[Interface dataset entries]
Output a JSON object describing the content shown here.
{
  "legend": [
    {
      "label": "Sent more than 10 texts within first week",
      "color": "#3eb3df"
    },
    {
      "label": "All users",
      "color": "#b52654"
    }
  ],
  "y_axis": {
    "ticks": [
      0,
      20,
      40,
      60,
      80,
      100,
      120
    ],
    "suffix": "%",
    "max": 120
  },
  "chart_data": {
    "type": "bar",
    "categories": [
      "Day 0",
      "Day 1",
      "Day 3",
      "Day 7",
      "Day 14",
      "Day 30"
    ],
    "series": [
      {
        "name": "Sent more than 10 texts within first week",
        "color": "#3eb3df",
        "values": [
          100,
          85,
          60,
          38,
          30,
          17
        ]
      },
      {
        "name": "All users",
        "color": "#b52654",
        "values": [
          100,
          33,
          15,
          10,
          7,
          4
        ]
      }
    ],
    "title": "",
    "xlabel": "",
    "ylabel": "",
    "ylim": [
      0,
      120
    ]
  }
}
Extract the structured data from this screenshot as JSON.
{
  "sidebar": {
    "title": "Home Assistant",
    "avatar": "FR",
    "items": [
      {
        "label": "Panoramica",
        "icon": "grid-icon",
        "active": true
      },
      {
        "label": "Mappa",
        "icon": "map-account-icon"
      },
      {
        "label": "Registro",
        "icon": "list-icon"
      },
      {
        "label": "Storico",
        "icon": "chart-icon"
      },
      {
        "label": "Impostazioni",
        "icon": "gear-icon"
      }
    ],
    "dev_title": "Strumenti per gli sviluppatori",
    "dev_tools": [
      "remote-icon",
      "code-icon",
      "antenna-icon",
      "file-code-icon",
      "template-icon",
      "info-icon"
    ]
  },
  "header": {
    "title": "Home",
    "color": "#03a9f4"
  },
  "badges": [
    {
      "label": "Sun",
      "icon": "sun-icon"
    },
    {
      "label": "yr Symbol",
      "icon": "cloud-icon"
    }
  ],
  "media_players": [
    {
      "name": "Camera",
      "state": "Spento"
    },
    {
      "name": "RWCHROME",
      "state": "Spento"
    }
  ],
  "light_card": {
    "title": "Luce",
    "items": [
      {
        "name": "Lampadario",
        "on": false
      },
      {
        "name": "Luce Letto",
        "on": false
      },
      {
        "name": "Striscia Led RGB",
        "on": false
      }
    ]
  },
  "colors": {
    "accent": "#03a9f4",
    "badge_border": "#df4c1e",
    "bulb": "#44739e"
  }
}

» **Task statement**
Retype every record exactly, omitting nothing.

» **Finished task**
Output a JSON object describing the content shown here.
{
  "legend": [
    {
      "label": "Sent more than 10 texts within first week",
      "color": "#3eb3df"
    },
    {
      "label": "All users",
      "color": "#b52654"
    }
  ],
  "y_axis": {
    "ticks": [
      0,
      20,
      40,
      60,
      80,
      100,
      120
    ],
    "suffix": "%",
    "max": 120
  },
  "chart_data": {
    "type": "bar",
    "categories": [
      "Day 0",
      "Day 1",
      "Day 3",
      "Day 7",
      "Day 14",
      "Day 30"
    ],
    "series": [
      {
        "name": "Sent more than 10 texts within first week",
        "color": "#3eb3df",
        "values": [
          100,
          85,
          60,
          38,
          30,
          17
        ]
      },
      {
        "name": "All users",
        "color": "#b52654",
        "values": [
          100,
          33,
          15,
          10,
          7,
          4
        ]
      }
    ],
    "title": "",
    "xlabel": "",
    "ylabel": "",
    "ylim": [
      0,
      120
    ]
  }
}
Extract the structured data from this screenshot as JSON.
{
  "sidebar": {
    "title": "Home Assistant",
    "avatar": "FR",
    "items": [
      {
        "label": "Panoramica",
        "icon": "grid-icon",
        "active": true
      },
      {
        "label": "Mappa",
        "icon": "map-account-icon"
      },
      {
        "label": "Registro",
        "icon": "list-icon"
      },
      {
        "label": "Storico",
        "icon": "chart-icon"
      },
      {
        "label": "Impostazioni",
        "icon": "gear-icon"
      }
    ],
    "dev_title": "Strumenti per gli sviluppatori",
    "dev_tools": [
      "remote-icon",
      "code-icon",
      "antenna-icon",
      "file-code-icon",
      "template-icon",
      "info-icon"
    ]
  },
  "header": {
    "title": "Home",
    "color": "#03a9f4"
  },
  "badges": [
    {
      "label": "Sun",
      "icon": "sun-icon"
    },
    {
      "label": "yr Symbol",
      "icon": "cloud-icon"
    }
  ],
  "media_players": [
    {
      "name": "Camera",
      "state": "Spento"
    },
    {
      "name": "RWCHROME",
      "state": "Spento"
    }
  ],
  "light_card": {
    "title": "Luce",
    "items": [
      {
        "name": "Lampadario",
        "on": false
      },
      {
        "name": "Luce Letto",
        "on": false
      },
      {
        "name": "Striscia Led RGB",
        "on": false
      }
    ]
  },
  "colors": {
    "accent": "#03a9f4",
    "badge_border": "#df4c1e",
    "bulb": "#44739e"
  }
}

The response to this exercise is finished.